As devoted pet parents ourselves, weunderstand that your feline friends are not just pets; they're cherished members of the family. Ensuring their well-being is our top priority, and that includes being mindful of what they eat. Read on to find out which foods your cat should avoid and why.
Foods Cats Should Never Consume
Cats have unique nutritional needs, and some human foods can be downright dangerous for them. Here's a rundown of the forbidden feast:
Chocolate: While a sweet indulgence for us, chocolate contains theobromine, a substance that cats struggle to metabolise. Ingesting chocolate can lead to vomiting, diarrhea, and even severe cardiac issues.
Onions and Garlic: Onions, garlic, and their relatives can cause oxidative damage to a cat's red blood cells, leading to anemia. It's essential to avoid these ingredients in any form, whether raw, cooked, or powdered.
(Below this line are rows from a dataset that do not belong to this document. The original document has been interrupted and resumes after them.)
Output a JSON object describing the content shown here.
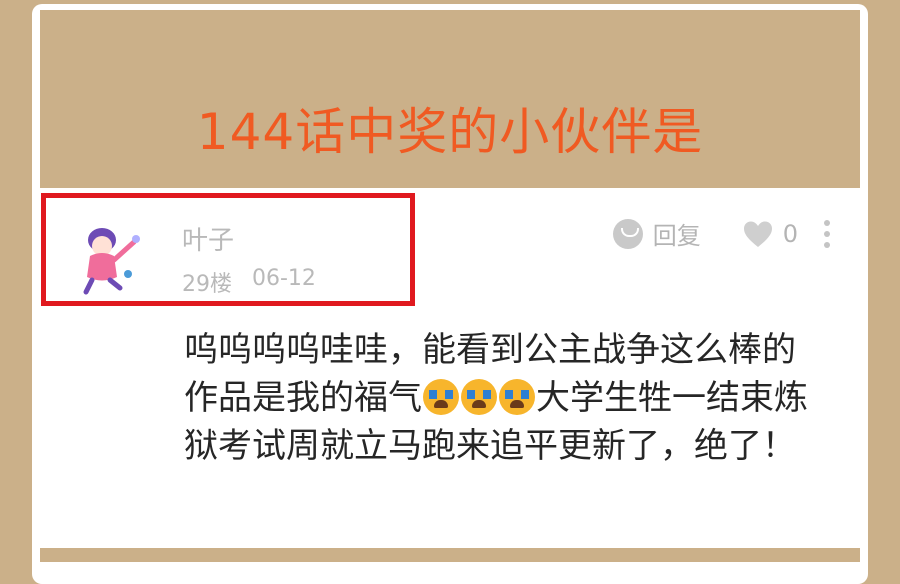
{
  "banner": {
    "title": "144话中奖的小伙伴是"
  },
  "comment": {
    "username": "叶子",
    "floor": "29楼",
    "date": "06-12",
    "reply_label": "回复",
    "like_count": "0",
    "text_before_emoji": "呜呜呜呜哇哇，能看到公主战争这么棒的作品是我的福气",
    "emojis": [
      "crying-emoji",
      "crying-emoji",
      "crying-emoji"
    ],
    "text_after_emoji": "大学生牲一结束炼狱考试周就立马跑来追平更新了，绝了！"
  },
  "colors": {
    "background": "#cbb089",
    "title_color": "#f05a22",
    "highlight_border": "#e0191f",
    "muted_text": "#b9b9b9"
  }
}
Caffeine: Coffee, tea, and energy drinks are stimulating for humans, but caffeine can have severe effects on cats, including increased heart rate, restlessness, and, in extreme cases, tremors or seizures.
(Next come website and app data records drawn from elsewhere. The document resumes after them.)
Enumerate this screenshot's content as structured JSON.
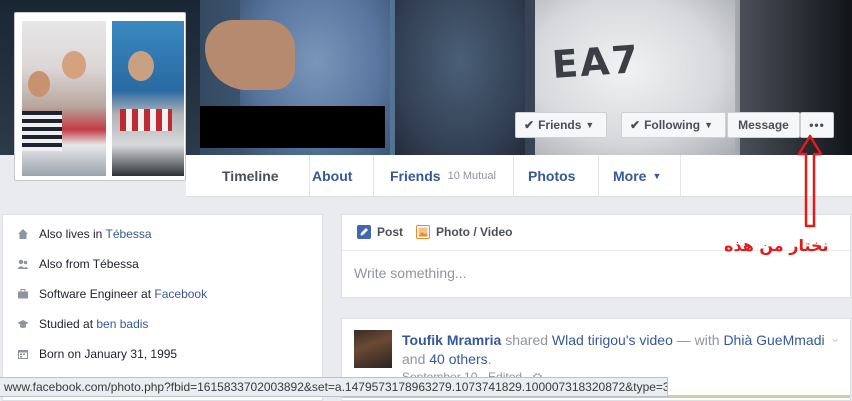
{
  "header": {
    "buttons": {
      "friends": "Friends",
      "following": "Following",
      "message": "Message",
      "more": "•••"
    },
    "tabs": {
      "timeline": "Timeline",
      "about": "About",
      "friends": "Friends",
      "friends_mutual": "10 Mutual",
      "photos": "Photos",
      "more": "More"
    }
  },
  "intro": {
    "items": [
      {
        "prefix": "Also lives in ",
        "link": "Tébessa",
        "icon": "home-icon"
      },
      {
        "prefix": "Also from Tébessa",
        "link": "",
        "icon": "people-icon"
      },
      {
        "prefix": "Software Engineer at ",
        "link": "Facebook",
        "icon": "briefcase-icon"
      },
      {
        "prefix": "Studied at ",
        "link": "ben badis",
        "icon": "graduation-cap-icon"
      },
      {
        "prefix": "Born on January 31, 1995",
        "link": "",
        "icon": "calendar-icon"
      }
    ]
  },
  "composer": {
    "post_label": "Post",
    "photo_label": "Photo / Video",
    "placeholder": "Write something..."
  },
  "post": {
    "author": "Toufik Mrамria",
    "author_display": "Toufik Mramria",
    "action": "shared",
    "source": "Wlad tirigou",
    "source_suffix": "'s video",
    "with_text": " — with ",
    "tag1": "Dhià GueMmadi",
    "and_text": " and ",
    "others": "40 others",
    "end": ".",
    "meta": "September 10 · Edited · "
  },
  "annotation": {
    "arabic": "نختار من هذه"
  },
  "statusbar": {
    "url": "www.facebook.com/photo.php?fbid=1615833702003892&set=a.1479573178963279.1073741829.100007318320872&type=3"
  },
  "colors": {
    "link": "#365899",
    "annotation_red": "#e21b1b"
  }
}
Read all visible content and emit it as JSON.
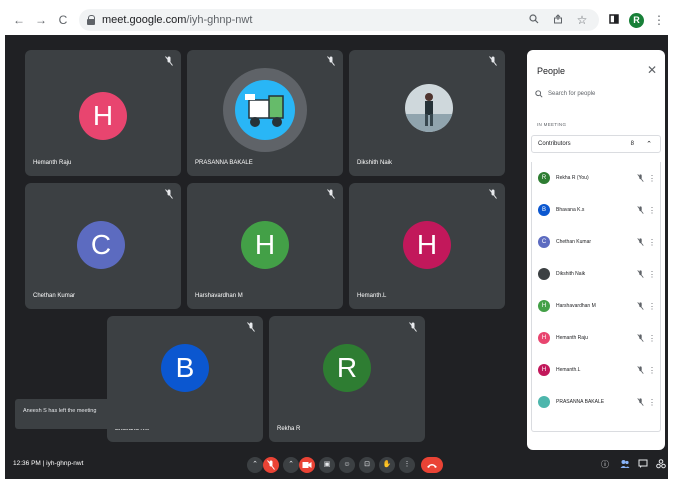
{
  "browser": {
    "back": "←",
    "forward": "→",
    "reload": "C",
    "url_host": "meet.google.com",
    "url_path": "/iyh-ghnp-nwt",
    "profile_initial": "R"
  },
  "tiles": [
    {
      "name": "Hemanth Raju",
      "initial": "H",
      "color": "#e8456f"
    },
    {
      "name": "PRASANNA BAKALE",
      "initial": "",
      "color": "#5f6368"
    },
    {
      "name": "Dikshith Naik",
      "initial": "",
      "color": "#5f6368"
    },
    {
      "name": "Chethan Kumar",
      "initial": "C",
      "color": "#5c6bc0"
    },
    {
      "name": "Harshavardhan M",
      "initial": "H",
      "color": "#43a047"
    },
    {
      "name": "Hemanth.L",
      "initial": "H",
      "color": "#c2185b"
    },
    {
      "name": "Bhavana K.s",
      "initial": "B",
      "color": "#0b57d0"
    },
    {
      "name": "Rekha R",
      "initial": "R",
      "color": "#2e7d32"
    }
  ],
  "panel": {
    "title": "People",
    "close": "✕",
    "search_placeholder": "Search for people",
    "section": "IN MEETING",
    "group_label": "Contributors",
    "group_count": "8",
    "group_caret": "⌃",
    "participants": [
      {
        "name": "Rekha R (You)",
        "initial": "R",
        "color": "#2e7d32"
      },
      {
        "name": "Bhavana K.s",
        "initial": "B",
        "color": "#0b57d0"
      },
      {
        "name": "Chethan Kumar",
        "initial": "C",
        "color": "#5c6bc0"
      },
      {
        "name": "Dikshith Naik",
        "initial": "",
        "color": "#3c4043"
      },
      {
        "name": "Harshavardhan M",
        "initial": "H",
        "color": "#43a047"
      },
      {
        "name": "Hemanth Raju",
        "initial": "H",
        "color": "#e8456f"
      },
      {
        "name": "Hemanth.L",
        "initial": "H",
        "color": "#c2185b"
      },
      {
        "name": "PRASANNA BAKALE",
        "initial": "",
        "color": "#4db6ac"
      }
    ]
  },
  "toast": "Aneesh S has left the meeting",
  "bottom": {
    "time": "12:36 PM",
    "separator": "|",
    "meeting_code": "iyh-ghnp-nwt"
  },
  "colors": {
    "stage": "#202124",
    "tile": "#3c4043",
    "end_call": "#ea4335"
  }
}
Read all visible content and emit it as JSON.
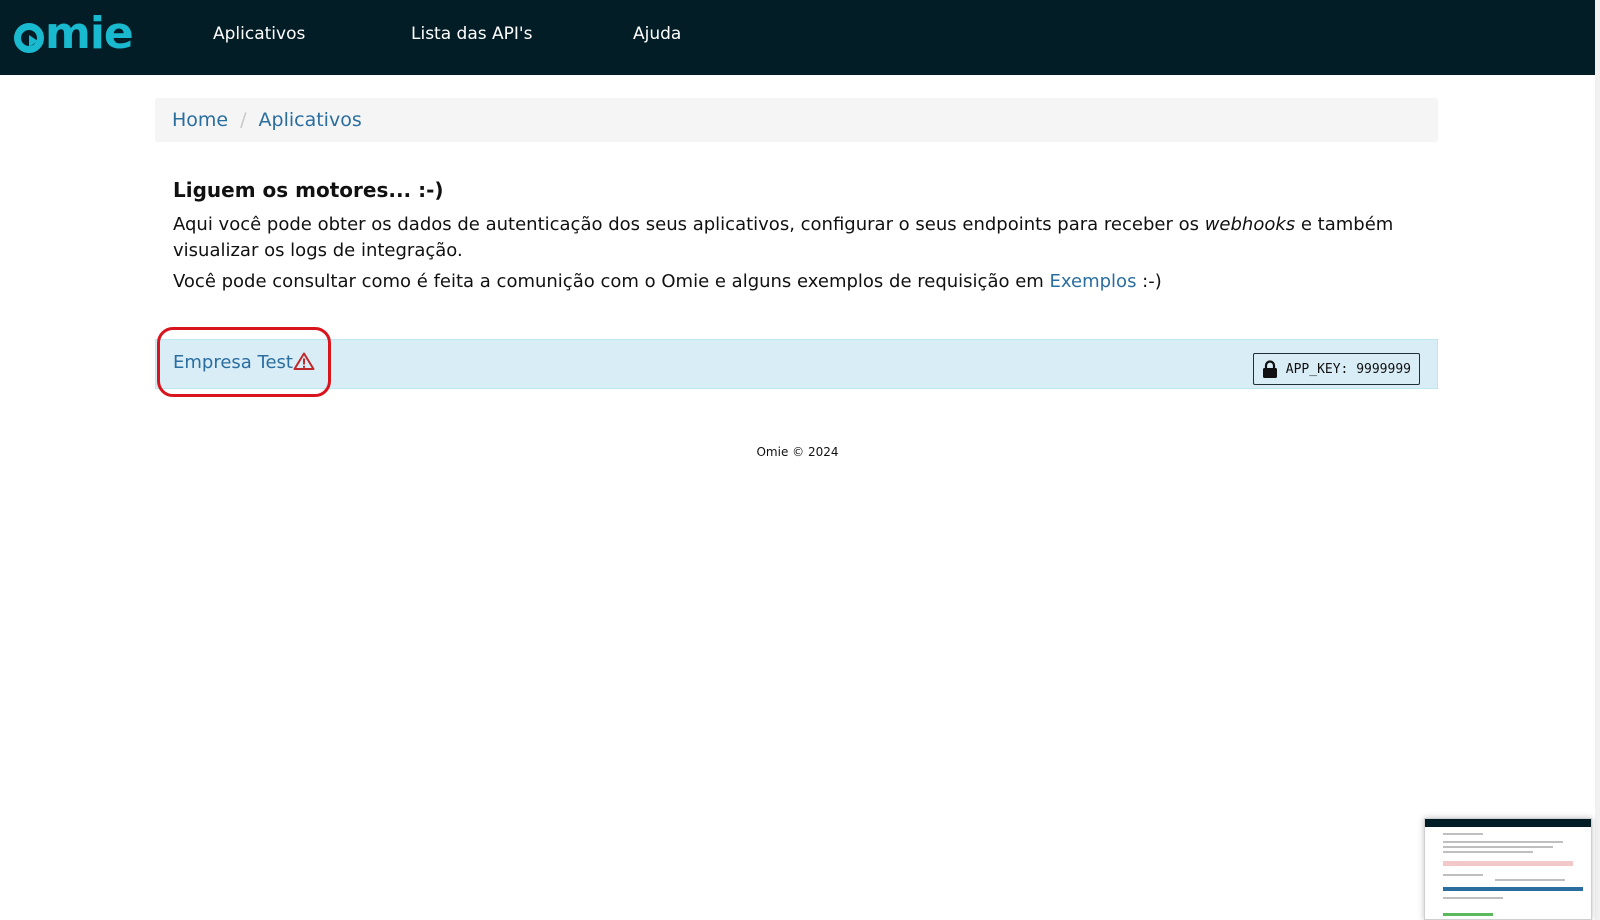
{
  "navbar": {
    "logo_text": "mie",
    "links": [
      {
        "label": "Aplicativos"
      },
      {
        "label": "Lista das API's"
      },
      {
        "label": "Ajuda"
      }
    ]
  },
  "breadcrumb": {
    "items": [
      {
        "label": "Home"
      },
      {
        "label": "Aplicativos"
      }
    ],
    "separator": "/"
  },
  "intro": {
    "heading": "Liguem os motores... :-)",
    "para1_before": "Aqui você pode obter os dados de autenticação dos seus aplicativos, configurar o seus endpoints para receber os ",
    "para1_em": "webhooks",
    "para1_after": " e também visualizar os logs de integração.",
    "para2_before": "Você pode consultar como é feita a comunição com o Omie e alguns exemplos de requisição em ",
    "para2_link": "Exemplos",
    "para2_after": " :-)"
  },
  "app": {
    "company_name": "Empresa Test",
    "warning_icon": "warning-triangle-icon",
    "app_key_label": "APP_KEY: 9999999",
    "lock_icon": "lock-icon"
  },
  "footer": {
    "text": "Omie © 2024"
  },
  "colors": {
    "navbar_bg": "#031d27",
    "brand_accent": "#19b9cf",
    "link": "#2a6ea0",
    "panel_bg": "#d9edf7",
    "highlight_ring": "#d8141c"
  }
}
Alcohol: Cats lack the necessary enzymes to process alcohol, making even small amounts toxic. Consumption can result in disorientation, lethargy, and potentially life-threatening complications.
Hidden Dangers in Everyday Foods
Besides the obvious hazards, some seemingly harmless household items can pose a threat to your feline companion. Keep an eye out for these culprits:
Grapes and Raisins: The exact toxin in grapes and raisins affecting cats remains unknown, but ingestion can lead to kidney failure. Even a small amount can be harmful, so it's best to keep these snacks out of reach.
Xylitol: Found in sugar-free gum, sweets, and certain baked goods, xylitol is extremely toxic to cats. It can cause insulin release, leading to hypoglycemia (low blood sugar), seizures, and liver failure.
Dairy Products: Contrary to popular belief, many adult cats are lactose intolerant. Feeding them dairy can result in digestive upset, including diarrhea and stomach cramps.
Best Practices for Feline Nutrition
Now that we've identified the dietary danger zones, let's explore positive steps you can take to ensure your cat's nutritional well-being:
Consult Your Vet: Before introducing new foods or treats, consult your vet to ensure they align with your cat's dietary needs and health conditions.
Read Labels: Scrutinize pet food labels to ensure they meet the nutritional standards set by reputable organisations. Opt for well-balanced cat food that caters to your pet's age, weight, and health requirements.
Limit Table Scraps: While it's tempting to share your meals with your feline friend, it's best to stick to cat-friendly treats. Human food, even if seemingly harmless, might not align with your cat's nutritional needs.
By understanding the foods that are toxic to cats and adhering to best practices in feline nutrition, we can contribute to their health, happiness, and longevity.